Oxalate urolithiasis (nephrolithiasis) is the most frequent type of kidney stone disease. Epidemiological research has shown that urolithiasis is approximately twice as common in men as in women, but the underlying mechanism of this sex-related prevalence is unclear. Oxalate in the organism partially originate from food (exogenous oxalate) and largely as a metabolic end-product from numerous precursors generated mainly in the liver (endogenous oxalate). Oxalate concentrations in plasma and urine can be modified by various foodstuffs, which can interact in positively or negatively by affecting oxalate absorption, excretion, and/or its metabolic pathways. Oxalate is mostly removed from blood by kidneys and partially via bile and intestinal excretion. In the kidneys, after reaching certain conditions, such as high tubular concentration and damaged integrity of the tubule epithelium, oxalate can precipitate and initiate the formation of stones. Recent studies have indicated the importance of the SoLute Carrier 26 (SLC26) family of membrane transporters for handling oxalate. Two members of this family [Sulfate Anion Transporter 1 (SAT-1; SLC26A1) and Chloride/Formate EXchanger (CFEX; SLC26A6)] may contribute to oxalate transport in the intestine, liver, and kidneys. Malfunction or absence of SAT-1 or CFEX has been associated with hyperoxaluria and urolithiasis. However, numerous questions regarding their roles in oxalate transport in the respective organs and male-prevalent urolithiasis, as well as the role of sex hormones in the expression of these transporters at the level of mRNA and protein, still remain to be answered.

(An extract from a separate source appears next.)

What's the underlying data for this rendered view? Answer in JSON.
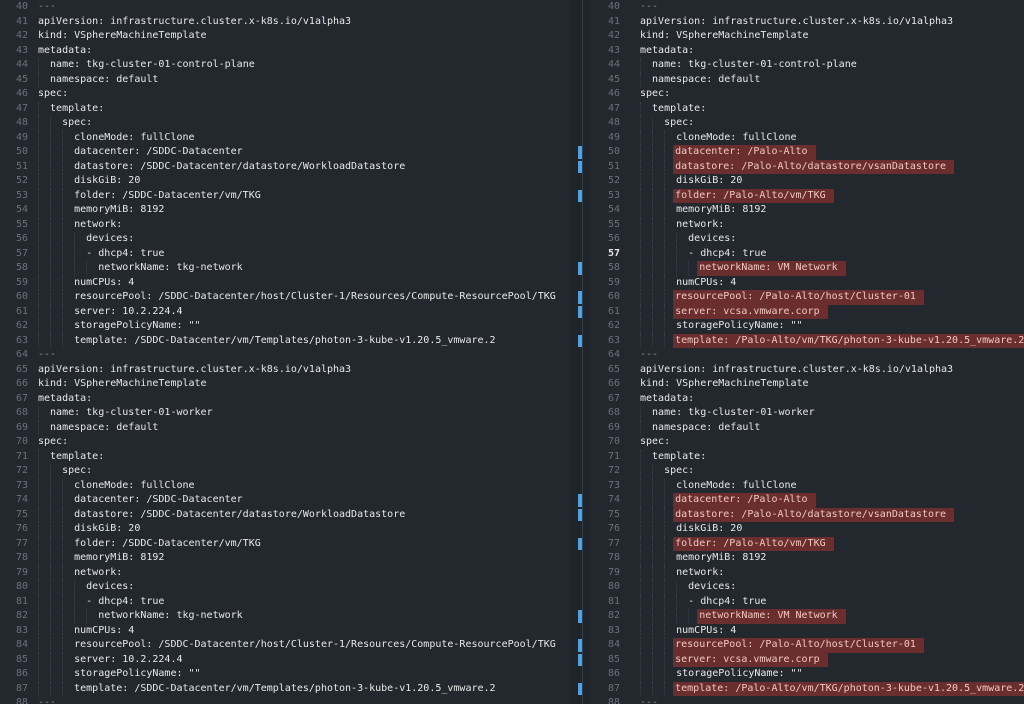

Ključne riječi

calcium; CFEX; kidney stone disease; membrane transporters; nephrolithiasis; organic anions; SAT-1; SLC26A1; SLC26A6; sex differences; urolithiasis

Hrčak ID:

111797

URI

https://hrcak.srce.hr/111797

Datum izdavanja:

6.12.2013.

Podaci na drugim jezicima: hrvatski

Posjeta: 4.104 *